Wherever a picture sits, omit it. Output the rest of the listing exactly.
*** Opening Data for this task ***
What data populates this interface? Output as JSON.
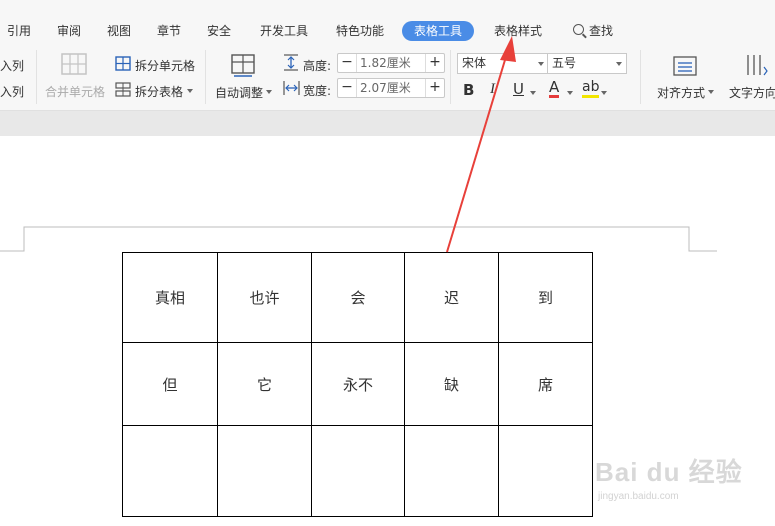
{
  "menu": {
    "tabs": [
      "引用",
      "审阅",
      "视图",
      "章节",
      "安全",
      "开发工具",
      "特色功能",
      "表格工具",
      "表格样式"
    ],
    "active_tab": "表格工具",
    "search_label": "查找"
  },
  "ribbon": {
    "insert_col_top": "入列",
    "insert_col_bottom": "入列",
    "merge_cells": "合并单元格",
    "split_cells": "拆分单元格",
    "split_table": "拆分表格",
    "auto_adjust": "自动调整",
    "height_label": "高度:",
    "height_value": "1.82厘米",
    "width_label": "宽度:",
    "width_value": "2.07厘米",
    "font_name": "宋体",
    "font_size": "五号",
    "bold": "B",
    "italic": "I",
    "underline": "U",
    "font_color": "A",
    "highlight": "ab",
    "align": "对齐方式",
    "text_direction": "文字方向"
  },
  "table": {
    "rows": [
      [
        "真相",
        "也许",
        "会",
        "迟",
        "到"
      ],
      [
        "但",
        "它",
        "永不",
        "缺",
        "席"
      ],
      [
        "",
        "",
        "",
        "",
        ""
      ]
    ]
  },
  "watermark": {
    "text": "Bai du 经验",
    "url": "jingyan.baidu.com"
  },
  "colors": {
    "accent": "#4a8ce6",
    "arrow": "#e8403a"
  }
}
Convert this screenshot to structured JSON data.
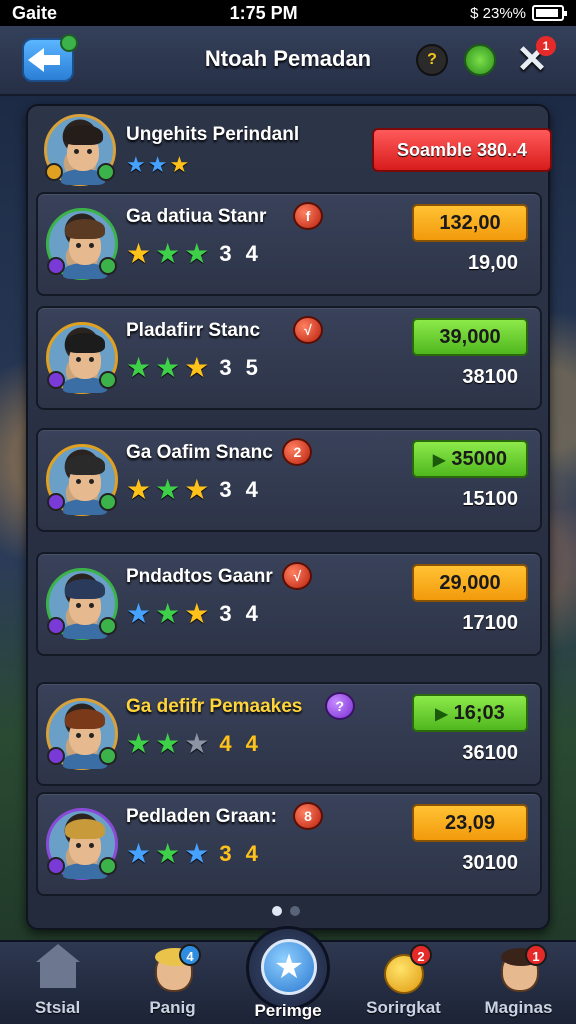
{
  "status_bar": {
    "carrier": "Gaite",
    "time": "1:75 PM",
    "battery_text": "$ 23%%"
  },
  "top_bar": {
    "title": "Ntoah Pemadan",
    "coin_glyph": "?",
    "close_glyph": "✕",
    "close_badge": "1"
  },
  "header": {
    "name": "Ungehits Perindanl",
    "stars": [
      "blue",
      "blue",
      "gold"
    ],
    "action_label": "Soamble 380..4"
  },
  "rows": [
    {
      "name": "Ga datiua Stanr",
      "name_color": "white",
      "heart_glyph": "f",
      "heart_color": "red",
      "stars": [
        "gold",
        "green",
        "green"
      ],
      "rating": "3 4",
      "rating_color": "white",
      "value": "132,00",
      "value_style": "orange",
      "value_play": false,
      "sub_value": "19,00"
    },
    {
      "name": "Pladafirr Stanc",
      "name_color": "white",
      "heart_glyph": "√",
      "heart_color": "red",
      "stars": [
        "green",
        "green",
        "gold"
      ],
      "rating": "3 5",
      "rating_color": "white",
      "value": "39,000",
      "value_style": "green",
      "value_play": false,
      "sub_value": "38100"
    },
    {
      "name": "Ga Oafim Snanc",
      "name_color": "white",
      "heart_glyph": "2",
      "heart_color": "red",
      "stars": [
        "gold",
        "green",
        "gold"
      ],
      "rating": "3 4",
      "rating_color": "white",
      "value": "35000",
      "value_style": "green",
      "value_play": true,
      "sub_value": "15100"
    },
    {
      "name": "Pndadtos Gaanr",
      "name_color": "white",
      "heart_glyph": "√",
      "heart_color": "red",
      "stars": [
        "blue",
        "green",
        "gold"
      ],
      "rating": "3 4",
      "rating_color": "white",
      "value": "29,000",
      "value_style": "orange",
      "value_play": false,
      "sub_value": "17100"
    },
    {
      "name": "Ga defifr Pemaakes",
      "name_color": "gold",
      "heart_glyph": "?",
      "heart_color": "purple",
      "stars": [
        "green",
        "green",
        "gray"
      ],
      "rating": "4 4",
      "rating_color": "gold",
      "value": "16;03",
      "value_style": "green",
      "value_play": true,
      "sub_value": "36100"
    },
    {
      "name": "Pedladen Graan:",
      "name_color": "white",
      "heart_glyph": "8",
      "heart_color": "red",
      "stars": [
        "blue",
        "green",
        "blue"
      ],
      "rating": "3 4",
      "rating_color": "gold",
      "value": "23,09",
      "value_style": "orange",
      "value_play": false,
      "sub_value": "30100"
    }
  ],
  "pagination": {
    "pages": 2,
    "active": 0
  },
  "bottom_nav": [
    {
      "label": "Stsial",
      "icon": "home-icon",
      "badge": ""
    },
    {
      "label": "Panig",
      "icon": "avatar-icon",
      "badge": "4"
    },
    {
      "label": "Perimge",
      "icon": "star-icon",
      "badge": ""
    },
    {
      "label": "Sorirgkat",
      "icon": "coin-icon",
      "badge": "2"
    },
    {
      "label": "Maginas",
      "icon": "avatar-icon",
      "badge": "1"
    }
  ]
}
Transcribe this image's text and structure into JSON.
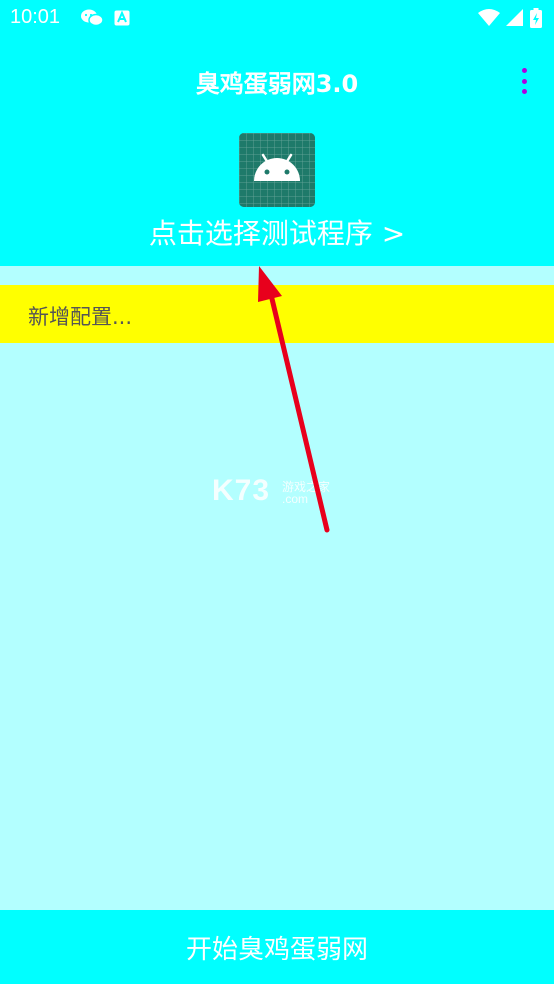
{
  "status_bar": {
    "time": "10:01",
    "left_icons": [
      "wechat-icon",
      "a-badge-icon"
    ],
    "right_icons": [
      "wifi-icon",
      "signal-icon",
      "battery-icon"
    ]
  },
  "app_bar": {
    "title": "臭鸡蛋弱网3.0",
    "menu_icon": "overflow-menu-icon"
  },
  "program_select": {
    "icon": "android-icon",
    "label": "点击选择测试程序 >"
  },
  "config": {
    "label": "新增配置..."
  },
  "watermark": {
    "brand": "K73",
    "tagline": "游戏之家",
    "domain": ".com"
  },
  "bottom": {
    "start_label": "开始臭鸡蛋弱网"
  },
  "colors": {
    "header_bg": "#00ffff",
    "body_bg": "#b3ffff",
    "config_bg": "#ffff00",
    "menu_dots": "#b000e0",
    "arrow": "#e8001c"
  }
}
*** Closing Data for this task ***
### [Solution to this problem]
What data populates this interface? Output as JSON.
{
  "menu": {
    "tabs": [
      "引用",
      "审阅",
      "视图",
      "章节",
      "安全",
      "开发工具",
      "特色功能",
      "表格工具",
      "表格样式"
    ],
    "active_tab": "表格工具",
    "search_label": "查找"
  },
  "ribbon": {
    "insert_col_top": "入列",
    "insert_col_bottom": "入列",
    "merge_cells": "合并单元格",
    "split_cells": "拆分单元格",
    "split_table": "拆分表格",
    "auto_adjust": "自动调整",
    "height_label": "高度:",
    "height_value": "1.82厘米",
    "width_label": "宽度:",
    "width_value": "2.07厘米",
    "font_name": "宋体",
    "font_size": "五号",
    "bold": "B",
    "italic": "I",
    "underline": "U",
    "font_color": "A",
    "highlight": "ab",
    "align": "对齐方式",
    "text_direction": "文字方向"
  },
  "table": {
    "rows": [
      [
        "真相",
        "也许",
        "会",
        "迟",
        "到"
      ],
      [
        "但",
        "它",
        "永不",
        "缺",
        "席"
      ],
      [
        "",
        "",
        "",
        "",
        ""
      ]
    ]
  },
  "watermark": {
    "text": "Bai du 经验",
    "url": "jingyan.baidu.com"
  },
  "colors": {
    "accent": "#4a8ce6",
    "arrow": "#e8403a"
  }
}
Convert this screenshot to structured JSON data.
{
  "status_bar": {
    "carrier": "Gaite",
    "time": "1:75 PM",
    "battery_text": "$ 23%%"
  },
  "top_bar": {
    "title": "Ntoah Pemadan",
    "coin_glyph": "?",
    "close_glyph": "✕",
    "close_badge": "1"
  },
  "header": {
    "name": "Ungehits Perindanl",
    "stars": [
      "blue",
      "blue",
      "gold"
    ],
    "action_label": "Soamble 380..4"
  },
  "rows": [
    {
      "name": "Ga datiua Stanr",
      "name_color": "white",
      "heart_glyph": "f",
      "heart_color": "red",
      "stars": [
        "gold",
        "green",
        "green"
      ],
      "rating": "3 4",
      "rating_color": "white",
      "value": "132,00",
      "value_style": "orange",
      "value_play": false,
      "sub_value": "19,00"
    },
    {
      "name": "Pladafirr Stanc",
      "name_color": "white",
      "heart_glyph": "√",
      "heart_color": "red",
      "stars": [
        "green",
        "green",
        "gold"
      ],
      "rating": "3 5",
      "rating_color": "white",
      "value": "39,000",
      "value_style": "green",
      "value_play": false,
      "sub_value": "38100"
    },
    {
      "name": "Ga Oafim Snanc",
      "name_color": "white",
      "heart_glyph": "2",
      "heart_color": "red",
      "stars": [
        "gold",
        "green",
        "gold"
      ],
      "rating": "3 4",
      "rating_color": "white",
      "value": "35000",
      "value_style": "green",
      "value_play": true,
      "sub_value": "15100"
    },
    {
      "name": "Pndadtos Gaanr",
      "name_color": "white",
      "heart_glyph": "√",
      "heart_color": "red",
      "stars": [
        "blue",
        "green",
        "gold"
      ],
      "rating": "3 4",
      "rating_color": "white",
      "value": "29,000",
      "value_style": "orange",
      "value_play": false,
      "sub_value": "17100"
    },
    {
      "name": "Ga defifr Pemaakes",
      "name_color": "gold",
      "heart_glyph": "?",
      "heart_color": "purple",
      "stars": [
        "green",
        "green",
        "gray"
      ],
      "rating": "4 4",
      "rating_color": "gold",
      "value": "16;03",
      "value_style": "green",
      "value_play": true,
      "sub_value": "36100"
    },
    {
      "name": "Pedladen Graan:",
      "name_color": "white",
      "heart_glyph": "8",
      "heart_color": "red",
      "stars": [
        "blue",
        "green",
        "blue"
      ],
      "rating": "3 4",
      "rating_color": "gold",
      "value": "23,09",
      "value_style": "orange",
      "value_play": false,
      "sub_value": "30100"
    }
  ],
  "pagination": {
    "pages": 2,
    "active": 0
  },
  "bottom_nav": [
    {
      "label": "Stsial",
      "icon": "home-icon",
      "badge": ""
    },
    {
      "label": "Panig",
      "icon": "avatar-icon",
      "badge": "4"
    },
    {
      "label": "Perimge",
      "icon": "star-icon",
      "badge": ""
    },
    {
      "label": "Sorirgkat",
      "icon": "coin-icon",
      "badge": "2"
    },
    {
      "label": "Maginas",
      "icon": "avatar-icon",
      "badge": "1"
    }
  ]
}
Transcribe this image's text and structure into JSON.
{
  "status_bar": {
    "time": "10:01",
    "left_icons": [
      "wechat-icon",
      "a-badge-icon"
    ],
    "right_icons": [
      "wifi-icon",
      "signal-icon",
      "battery-icon"
    ]
  },
  "app_bar": {
    "title": "臭鸡蛋弱网3.0",
    "menu_icon": "overflow-menu-icon"
  },
  "program_select": {
    "icon": "android-icon",
    "label": "点击选择测试程序 >"
  },
  "config": {
    "label": "新增配置..."
  },
  "watermark": {
    "brand": "K73",
    "tagline": "游戏之家",
    "domain": ".com"
  },
  "bottom": {
    "start_label": "开始臭鸡蛋弱网"
  },
  "colors": {
    "header_bg": "#00ffff",
    "body_bg": "#b3ffff",
    "config_bg": "#ffff00",
    "menu_dots": "#b000e0",
    "arrow": "#e8001c"
  }
}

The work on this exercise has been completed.